Amazon.com, the largest online retailer in the world, is trying something new.
The company is set to launch an experimental program consisting of a few teams of workers made up entirely of employees working 30 hours a week, instead of the usual 40 hours expected of a full-time employee.
The new program is small, consisting of a few dozen people in a company that employs more than 225,000. But if it is successful, it could provide a new model for Amazon as well as other large companies seeking to become more competitive in a tightening labor market, and to especially attract more mothers.
Amazon, of course, already has a large number of part-time workers. What makes this experiment unusual is that every level of the teams, including managers, will be part-time. The Washington Post reports that the part-time workers would only receive 75 percent of the pay a full-time worker would receive, but they would still receive full benefits.
Many companies who employ workers at reduced hours do so to avoid paying benefits that would otherwise be legally required for full-time workers. So why would Amazon provide the benefit?
"We want to create a work environment that is tailored to a reduced schedule and still fosters success and career growth," said the company in an Eventbrite.com seminar quoted by the Washington Post. "This initiative was created with Amazon's diverse workforce in mind and the realization that the traditional full-time schedule may not be a 'one size fits all' model."
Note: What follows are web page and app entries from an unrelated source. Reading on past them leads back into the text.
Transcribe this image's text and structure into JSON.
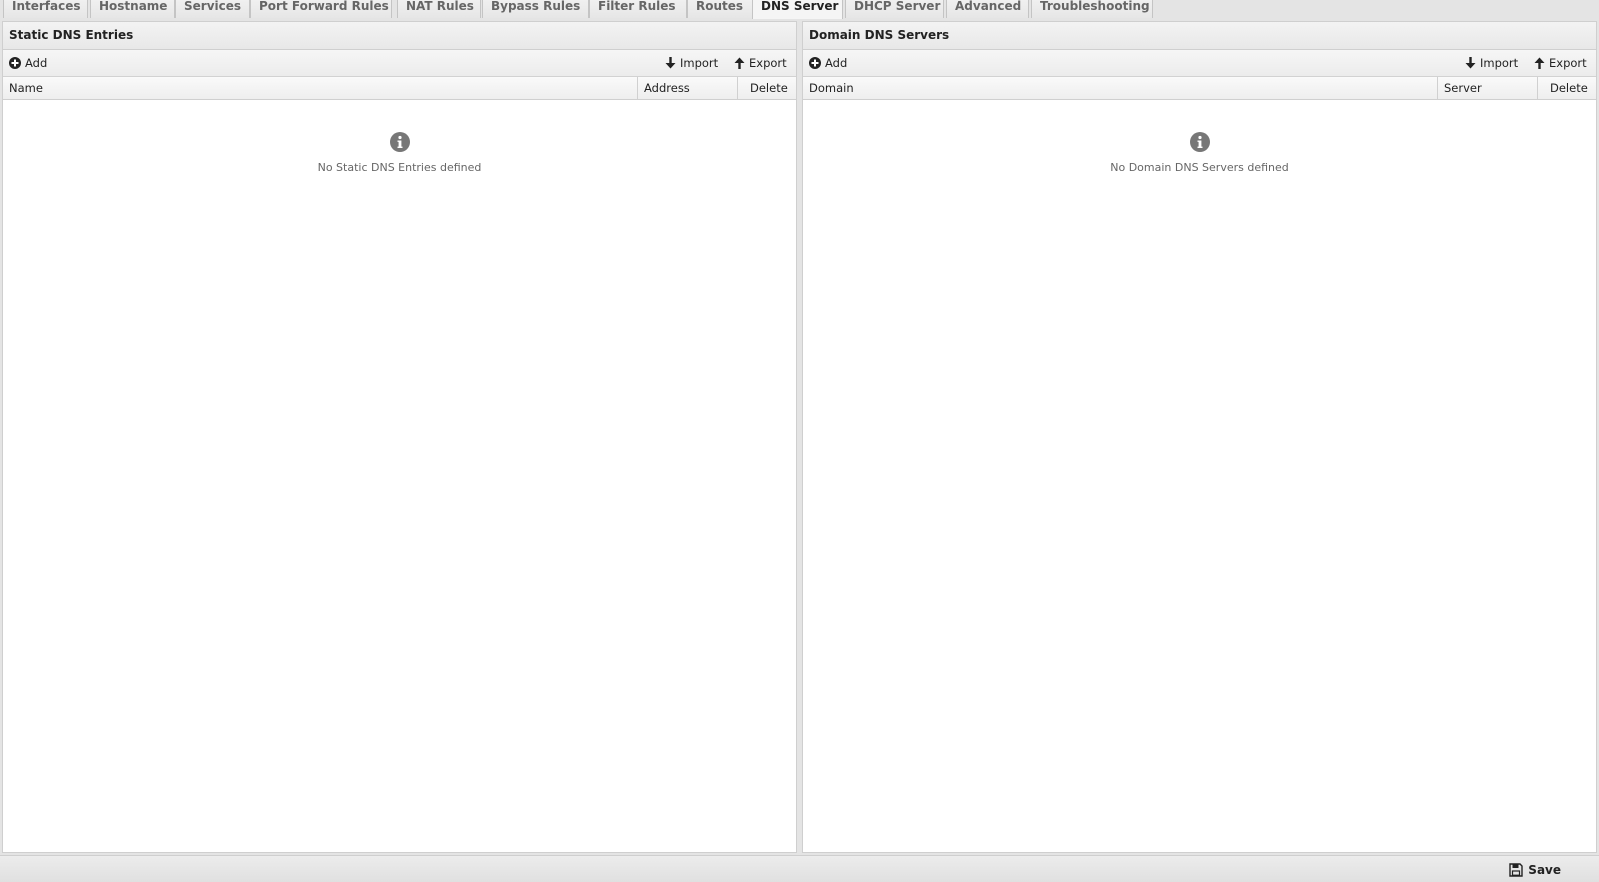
{
  "tabs": [
    {
      "label": "Interfaces",
      "active": false
    },
    {
      "label": "Hostname",
      "active": false
    },
    {
      "label": "Services",
      "active": false
    },
    {
      "label": "Port Forward Rules",
      "active": false
    },
    {
      "label": "NAT Rules",
      "active": false
    },
    {
      "label": "Bypass Rules",
      "active": false
    },
    {
      "label": "Filter Rules",
      "active": false
    },
    {
      "label": "Routes",
      "active": false
    },
    {
      "label": "DNS Server",
      "active": true
    },
    {
      "label": "DHCP Server",
      "active": false
    },
    {
      "label": "Advanced",
      "active": false
    },
    {
      "label": "Troubleshooting",
      "active": false
    }
  ],
  "static_dns": {
    "title": "Static DNS Entries",
    "add_label": "Add",
    "import_label": "Import",
    "export_label": "Export",
    "columns": [
      "Name",
      "Address",
      "Delete"
    ],
    "empty_message": "No Static DNS Entries defined",
    "icons": {
      "add": "plus-circle-icon",
      "import": "arrow-down-icon",
      "export": "arrow-up-icon",
      "empty": "info-icon"
    }
  },
  "domain_dns": {
    "title": "Domain DNS Servers",
    "add_label": "Add",
    "import_label": "Import",
    "export_label": "Export",
    "columns": [
      "Domain",
      "Server",
      "Delete"
    ],
    "empty_message": "No Domain DNS Servers defined",
    "icons": {
      "add": "plus-circle-icon",
      "import": "arrow-down-icon",
      "export": "arrow-up-icon",
      "empty": "info-icon"
    }
  },
  "footer": {
    "save_label": "Save",
    "save_icon": "floppy-disk-icon"
  }
}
Amazon hopes to tap into a more diverse workforce of qualified employees that simply do not have time for a full-time job, especially mothers.
For decades, women have tended to be primary caregivers to children at home. While the proportion of men and women spending more time at home spending time at home has begun to shift over the past few years, women with children are still underrepresented in full-time work and overrepresented as caregivers at home compared to their male counterparts. By allowing more benefit for less hours, Amazon hopes to tap into a potentially lucrative and more workforce of women.
There has also been speculation that the pilot program is also a response to increased automation in the industry, according to Fortune. A 30-hour week would more evenly distribute non-automated labor among workers, increasing efficiency. However, the current program is too small for any significant impact on the overall balance between workers and machines.
Amazon's new program comes a year after The New York Times released a report on the company that criticized its work conditions. The report claimed that the company encouraged employees to work more than 80 hours a week and discouraged vacations. The company has been attempting to improve its image as an employer ever since.
If the program is successful, it could lead to large increase in part-time work within Amazon, and could make reduced hours popular among other companies as well.
"There has for a very long time been a stigma against working reduced hours, or part-time work," Ellen Galinsky, president and founder of the Families and Work Institute, told the Washington Post. "Even names like that, 'part-time' or 'reduced,' make it seem like a deviation from the norm, like you're doing less."
"A lot of companies have talked about wanting to lower hours but don't seem to actually go about doing it."